It’s no secret that artists have been faced with unprecedented hurdles this year, and for an act making their debut, restrictions have been particularly challenging.
Following their first singles, Agnes Manners unveiled the band’s full lineup; Lachlan Monty and Alexander Trail of Bad/Love (formerly of Make Them Suffer and Storm The Sky, respectively) and CJ James of Cottonmouth. “Assembling the band was a ‘super organic’ experience that ‘felt like a sort of pseudo-devine intervention’, with each band member naturally falling in to place,” Gravolin said.
Now, even with their debut album out, Agnes Manners are yet to showcase their tracks live and have had limited opportunities to rehearse together.
“The biggest thing is obviously not being able to play live, or even rehearse for that matter. To be honest, we’ve only ever had one full band practice, which is pretty crazy. I live with the guitarist, Lachlan, so we get to have a bit of a play. The rest of us, we’ve not even been able to rehearse properly yet.”
“That element is certainly the most strange part. It certainly helps an album roll out when you can play it live and give people a more visceral experience with it. Otherwise, it’s funny to think about how the online roll out is affected as well, because a lot of people listen to music when they’re commuting to work and I think that’s a really big part of music consumption, is worked into people’s daily routine and when people’s routines have been so crazily disrupted… you sort of drive yourself mad thinking about that. I try to veer away from that.”

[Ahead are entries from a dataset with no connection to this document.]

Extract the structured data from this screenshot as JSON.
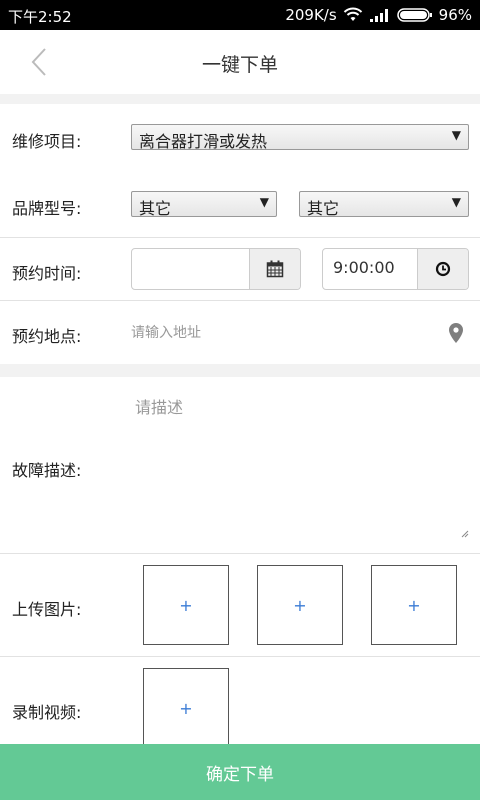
{
  "status_bar": {
    "time": "下午2:52",
    "speed": "209K/s",
    "battery": "96%"
  },
  "nav": {
    "title": "一键下单"
  },
  "form": {
    "repair_label": "维修项目:",
    "repair_value": "离合器打滑或发热",
    "brand_label": "品牌型号:",
    "brand_value": "其它",
    "model_value": "其它",
    "time_label": "预约时间:",
    "date_value": "",
    "time_value": "9:00:00",
    "location_label": "预约地点:",
    "location_placeholder": "请输入地址",
    "fault_label": "故障描述:",
    "fault_placeholder": "请描述",
    "upload_label": "上传图片:",
    "video_label": "录制视频:",
    "add_symbol": "+"
  },
  "submit_label": "确定下单",
  "colors": {
    "accent": "#63c995",
    "plus": "#3a7bd5"
  }
}
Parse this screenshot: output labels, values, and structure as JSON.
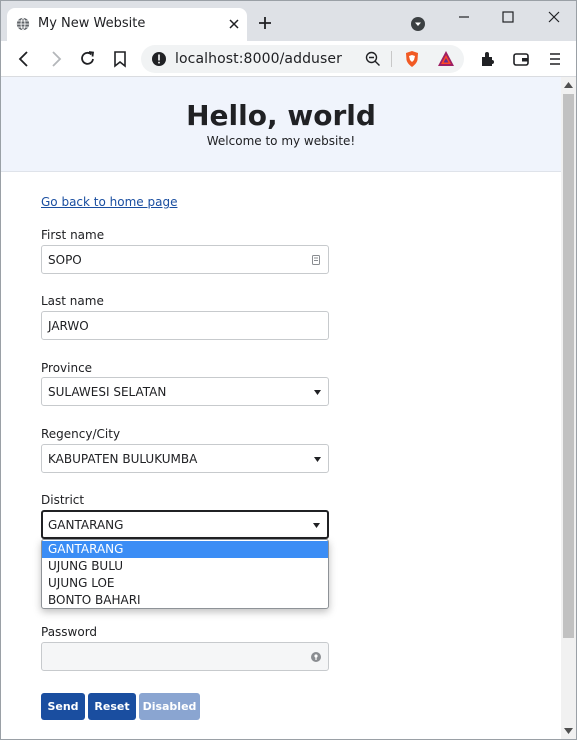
{
  "browser": {
    "tab_title": "My New Website",
    "url": "localhost:8000/adduser"
  },
  "page": {
    "heading": "Hello, world",
    "subheading": "Welcome to my website!",
    "back_link": "Go back to home page",
    "form": {
      "first_name": {
        "label": "First name",
        "value": "SOPO"
      },
      "last_name": {
        "label": "Last name",
        "value": "JARWO"
      },
      "province": {
        "label": "Province",
        "value": "SULAWESI SELATAN"
      },
      "regency": {
        "label": "Regency/City",
        "value": "KABUPATEN BULUKUMBA"
      },
      "district": {
        "label": "District",
        "value": "GANTARANG",
        "options": [
          "GANTARANG",
          "UJUNG BULU",
          "UJUNG LOE",
          "BONTO BAHARI"
        ],
        "highlighted_index": 0
      },
      "password": {
        "label": "Password",
        "value": ""
      }
    },
    "buttons": {
      "send": "Send",
      "reset": "Reset",
      "disabled": "Disabled"
    }
  },
  "colors": {
    "primary": "#1a4ea0",
    "primary_disabled": "#8aa5d1",
    "hero_bg": "#f0f4fc",
    "option_highlight": "#3b8df5"
  }
}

“I like to think there’s a lot of benefits, if there are some to be had. For example, people have more free time on their hands, maybe they’d be more inclined to check it out. I guess there’s something to be said for either side. I guess I just try to focus on the positive bit,” he said.
While the album rollout has taken place with restrictions in place, much of Fantasia Famish was written prior to lockdown, with the album recorded at Thailand’s Karma Sound Studios, a ‘paradisal’ place where Gravolin explains it was ‘hard to be cross’ or ‘take things for granted’.
“Probably about 80/85% of it was written at home, just in my room, with some friends,” Gravolin said. “I spent a bit of time with John from Trophy Eyes and with my girlfriend, Charlotte as well, among other friends, getting some references and stuff. As far as actually recording it, getting in and doing it properly, the environment’s certainly conducive to being more relaxed and at peace with things.”
Alongside the bliss of recording in Thailand, Gravolin was able to enjoy working with long-time collaborator, Shane Edwards, who produced, mixed and mastered the released. The pair have worked together since Gravolin’s late teen years, and have continued to do so across projects for fourteen years.
“This time was lovely for both of us because it was the first time we were able to veer away from heavily distorted guitars or anything that’s expected from a heavier, punk-based genre. So we both really enjoyed that as well, to muck around with the lighter side of things. It was less mathematical I guess. I guess with Hellions, we made a point of making things quite unpredictable, with the structuring and things like that. Some of the parts were a bit more difficult. Whereas, this was a bit more with the grain,” he explained.
Working with that grain certainly paid off. Fantasia Famish stands as an incredible cross-genre release, with something for fans pop, folk, punk and rock alike. Gravolin says he hopes to work on further music in 2021 and bring the Agnes Manners discography to the live stage, and with the recent news of Melbourne’s eased restrictions, Agnes Manners are high on our live music bucket list.
And just in case you weren’t convinced of his artistic versatility already, Gravolin released ‘All’s Well That Ends’ – a book of poetry – alongside Fantasia Famish. Inside, you can find what he describes as his ‘more non-linear’ work. You can find that here.